(Recorded information)
○ ○ ○ ○ ○

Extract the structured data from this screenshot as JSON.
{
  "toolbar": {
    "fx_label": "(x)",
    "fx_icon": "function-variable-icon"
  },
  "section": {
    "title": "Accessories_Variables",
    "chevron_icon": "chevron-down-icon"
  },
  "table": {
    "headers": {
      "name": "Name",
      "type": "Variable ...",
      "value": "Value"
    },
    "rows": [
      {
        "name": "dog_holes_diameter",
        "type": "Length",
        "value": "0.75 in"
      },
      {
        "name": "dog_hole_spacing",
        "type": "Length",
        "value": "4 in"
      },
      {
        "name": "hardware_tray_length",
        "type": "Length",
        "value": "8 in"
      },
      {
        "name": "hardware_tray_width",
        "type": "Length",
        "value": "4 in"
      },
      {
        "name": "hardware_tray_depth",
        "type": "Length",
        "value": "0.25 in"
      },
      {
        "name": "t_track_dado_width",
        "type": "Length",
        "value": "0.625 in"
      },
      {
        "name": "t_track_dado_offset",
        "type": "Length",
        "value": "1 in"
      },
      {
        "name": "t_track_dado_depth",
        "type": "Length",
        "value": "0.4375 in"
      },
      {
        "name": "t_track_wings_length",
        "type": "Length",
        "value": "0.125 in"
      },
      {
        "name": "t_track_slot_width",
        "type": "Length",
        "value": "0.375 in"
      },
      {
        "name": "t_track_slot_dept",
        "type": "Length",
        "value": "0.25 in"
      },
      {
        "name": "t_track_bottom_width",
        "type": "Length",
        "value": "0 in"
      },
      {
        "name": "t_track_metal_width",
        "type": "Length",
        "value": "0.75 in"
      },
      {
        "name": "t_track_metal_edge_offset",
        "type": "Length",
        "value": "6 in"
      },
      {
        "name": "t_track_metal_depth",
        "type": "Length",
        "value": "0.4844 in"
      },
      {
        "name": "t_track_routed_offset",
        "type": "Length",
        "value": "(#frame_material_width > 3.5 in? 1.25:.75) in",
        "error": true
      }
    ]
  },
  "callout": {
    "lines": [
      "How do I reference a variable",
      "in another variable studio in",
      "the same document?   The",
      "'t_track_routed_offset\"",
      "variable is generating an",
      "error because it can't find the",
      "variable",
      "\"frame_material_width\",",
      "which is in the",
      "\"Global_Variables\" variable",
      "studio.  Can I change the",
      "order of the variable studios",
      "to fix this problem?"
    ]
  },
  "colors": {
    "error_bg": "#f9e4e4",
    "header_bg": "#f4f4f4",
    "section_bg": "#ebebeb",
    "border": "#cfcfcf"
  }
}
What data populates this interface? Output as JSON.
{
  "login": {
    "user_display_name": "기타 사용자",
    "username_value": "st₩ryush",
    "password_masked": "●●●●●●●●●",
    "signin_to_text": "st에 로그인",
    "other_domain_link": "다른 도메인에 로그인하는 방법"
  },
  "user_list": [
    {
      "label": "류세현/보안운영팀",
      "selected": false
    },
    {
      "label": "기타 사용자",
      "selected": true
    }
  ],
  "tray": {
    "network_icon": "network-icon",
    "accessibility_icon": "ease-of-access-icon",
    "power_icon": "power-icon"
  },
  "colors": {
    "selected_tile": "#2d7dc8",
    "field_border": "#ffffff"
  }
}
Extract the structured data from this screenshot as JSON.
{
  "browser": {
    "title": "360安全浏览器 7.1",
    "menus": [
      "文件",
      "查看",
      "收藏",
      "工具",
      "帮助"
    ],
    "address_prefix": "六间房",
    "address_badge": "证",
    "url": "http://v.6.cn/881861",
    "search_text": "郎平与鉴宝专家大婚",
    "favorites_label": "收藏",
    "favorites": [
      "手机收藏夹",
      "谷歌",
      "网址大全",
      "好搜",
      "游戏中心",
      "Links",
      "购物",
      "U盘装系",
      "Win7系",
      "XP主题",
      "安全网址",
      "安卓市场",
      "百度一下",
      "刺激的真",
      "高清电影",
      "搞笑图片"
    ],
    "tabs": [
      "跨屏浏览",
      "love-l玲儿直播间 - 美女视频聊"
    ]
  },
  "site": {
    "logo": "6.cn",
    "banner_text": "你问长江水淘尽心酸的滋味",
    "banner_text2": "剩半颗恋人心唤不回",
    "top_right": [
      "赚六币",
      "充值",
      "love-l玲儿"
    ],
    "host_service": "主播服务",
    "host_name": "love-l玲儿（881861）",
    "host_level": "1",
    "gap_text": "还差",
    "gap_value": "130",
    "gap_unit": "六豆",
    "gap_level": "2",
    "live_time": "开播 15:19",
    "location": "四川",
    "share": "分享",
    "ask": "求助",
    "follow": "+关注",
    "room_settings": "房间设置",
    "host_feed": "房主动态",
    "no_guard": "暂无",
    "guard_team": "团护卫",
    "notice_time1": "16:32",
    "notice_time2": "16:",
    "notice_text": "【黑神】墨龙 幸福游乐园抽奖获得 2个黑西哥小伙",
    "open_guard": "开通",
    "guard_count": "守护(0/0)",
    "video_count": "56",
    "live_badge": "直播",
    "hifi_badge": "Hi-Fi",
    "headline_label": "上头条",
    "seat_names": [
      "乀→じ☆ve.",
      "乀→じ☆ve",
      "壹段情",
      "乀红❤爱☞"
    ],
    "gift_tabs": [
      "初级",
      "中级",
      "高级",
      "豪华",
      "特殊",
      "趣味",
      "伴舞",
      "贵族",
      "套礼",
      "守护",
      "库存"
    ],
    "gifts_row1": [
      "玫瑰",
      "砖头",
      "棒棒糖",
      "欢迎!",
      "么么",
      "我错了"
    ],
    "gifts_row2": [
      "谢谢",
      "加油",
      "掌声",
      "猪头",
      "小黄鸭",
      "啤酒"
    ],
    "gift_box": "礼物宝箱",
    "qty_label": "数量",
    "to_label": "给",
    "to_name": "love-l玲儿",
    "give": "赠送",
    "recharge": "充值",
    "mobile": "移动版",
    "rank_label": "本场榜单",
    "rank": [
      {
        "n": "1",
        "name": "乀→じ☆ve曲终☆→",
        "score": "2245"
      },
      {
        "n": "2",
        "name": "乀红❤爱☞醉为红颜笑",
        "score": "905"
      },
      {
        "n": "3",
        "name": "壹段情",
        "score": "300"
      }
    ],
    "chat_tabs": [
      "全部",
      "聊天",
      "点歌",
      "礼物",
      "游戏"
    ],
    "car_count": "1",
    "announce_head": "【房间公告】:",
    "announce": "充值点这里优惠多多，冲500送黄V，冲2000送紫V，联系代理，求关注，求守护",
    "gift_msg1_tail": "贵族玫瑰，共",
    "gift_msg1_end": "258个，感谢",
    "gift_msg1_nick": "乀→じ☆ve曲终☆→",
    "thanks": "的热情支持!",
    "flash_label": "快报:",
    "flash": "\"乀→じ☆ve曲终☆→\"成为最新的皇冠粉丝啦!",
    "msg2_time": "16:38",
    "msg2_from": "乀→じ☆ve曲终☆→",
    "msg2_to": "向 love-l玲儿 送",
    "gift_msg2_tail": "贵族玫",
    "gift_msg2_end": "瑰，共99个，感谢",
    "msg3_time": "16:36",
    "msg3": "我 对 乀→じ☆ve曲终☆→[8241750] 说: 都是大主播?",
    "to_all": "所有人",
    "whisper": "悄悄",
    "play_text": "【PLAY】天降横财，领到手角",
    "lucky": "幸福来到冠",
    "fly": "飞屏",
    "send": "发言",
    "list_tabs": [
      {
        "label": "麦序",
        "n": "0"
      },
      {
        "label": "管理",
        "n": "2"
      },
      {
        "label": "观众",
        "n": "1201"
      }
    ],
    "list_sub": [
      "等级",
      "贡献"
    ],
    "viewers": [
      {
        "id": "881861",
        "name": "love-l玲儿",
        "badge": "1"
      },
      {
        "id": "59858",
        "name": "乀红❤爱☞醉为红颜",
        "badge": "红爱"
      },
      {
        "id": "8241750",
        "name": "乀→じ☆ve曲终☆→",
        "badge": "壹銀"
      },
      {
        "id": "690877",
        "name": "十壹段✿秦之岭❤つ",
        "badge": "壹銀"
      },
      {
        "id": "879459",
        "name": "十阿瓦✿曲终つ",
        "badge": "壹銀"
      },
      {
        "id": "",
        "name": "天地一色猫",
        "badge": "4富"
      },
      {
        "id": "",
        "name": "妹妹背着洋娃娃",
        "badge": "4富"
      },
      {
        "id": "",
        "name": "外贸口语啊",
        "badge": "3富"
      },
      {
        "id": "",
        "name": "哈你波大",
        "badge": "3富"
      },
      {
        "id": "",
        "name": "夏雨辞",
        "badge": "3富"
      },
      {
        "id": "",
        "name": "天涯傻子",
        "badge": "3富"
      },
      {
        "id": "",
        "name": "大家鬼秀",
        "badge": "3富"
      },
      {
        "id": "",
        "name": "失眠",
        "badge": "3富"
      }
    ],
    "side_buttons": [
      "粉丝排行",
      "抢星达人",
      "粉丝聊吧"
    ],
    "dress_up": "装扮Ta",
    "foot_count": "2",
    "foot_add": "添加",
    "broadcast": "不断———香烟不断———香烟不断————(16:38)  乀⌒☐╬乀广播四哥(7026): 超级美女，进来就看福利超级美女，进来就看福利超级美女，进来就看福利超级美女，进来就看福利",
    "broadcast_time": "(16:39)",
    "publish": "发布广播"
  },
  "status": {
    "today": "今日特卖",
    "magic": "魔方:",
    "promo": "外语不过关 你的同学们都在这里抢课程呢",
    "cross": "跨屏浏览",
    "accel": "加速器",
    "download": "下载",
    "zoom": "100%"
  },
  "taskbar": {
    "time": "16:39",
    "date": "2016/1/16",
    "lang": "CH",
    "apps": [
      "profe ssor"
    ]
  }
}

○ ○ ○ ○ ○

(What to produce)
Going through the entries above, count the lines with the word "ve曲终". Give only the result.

(Solution to this task)
6